═════ Records for the task

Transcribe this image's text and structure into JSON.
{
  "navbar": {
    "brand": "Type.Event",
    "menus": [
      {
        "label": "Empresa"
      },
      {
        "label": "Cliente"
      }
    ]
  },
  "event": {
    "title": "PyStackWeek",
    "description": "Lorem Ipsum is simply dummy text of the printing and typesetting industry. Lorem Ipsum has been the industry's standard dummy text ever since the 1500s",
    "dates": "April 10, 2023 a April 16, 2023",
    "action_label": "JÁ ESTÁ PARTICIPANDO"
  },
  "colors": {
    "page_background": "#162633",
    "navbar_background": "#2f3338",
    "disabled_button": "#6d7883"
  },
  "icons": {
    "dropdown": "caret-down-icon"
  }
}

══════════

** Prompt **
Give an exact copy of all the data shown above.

** Answer to this problem **
Transcribe this image's text and structure into JSON.
{
  "navbar": {
    "brand": "Type.Event",
    "menus": [
      {
        "label": "Empresa"
      },
      {
        "label": "Cliente"
      }
    ]
  },
  "event": {
    "title": "PyStackWeek",
    "description": "Lorem Ipsum is simply dummy text of the printing and typesetting industry. Lorem Ipsum has been the industry's standard dummy text ever since the 1500s",
    "dates": "April 10, 2023 a April 16, 2023",
    "action_label": "JÁ ESTÁ PARTICIPANDO"
  },
  "colors": {
    "page_background": "#162633",
    "navbar_background": "#2f3338",
    "disabled_button": "#6d7883"
  },
  "icons": {
    "dropdown": "caret-down-icon"
  }
}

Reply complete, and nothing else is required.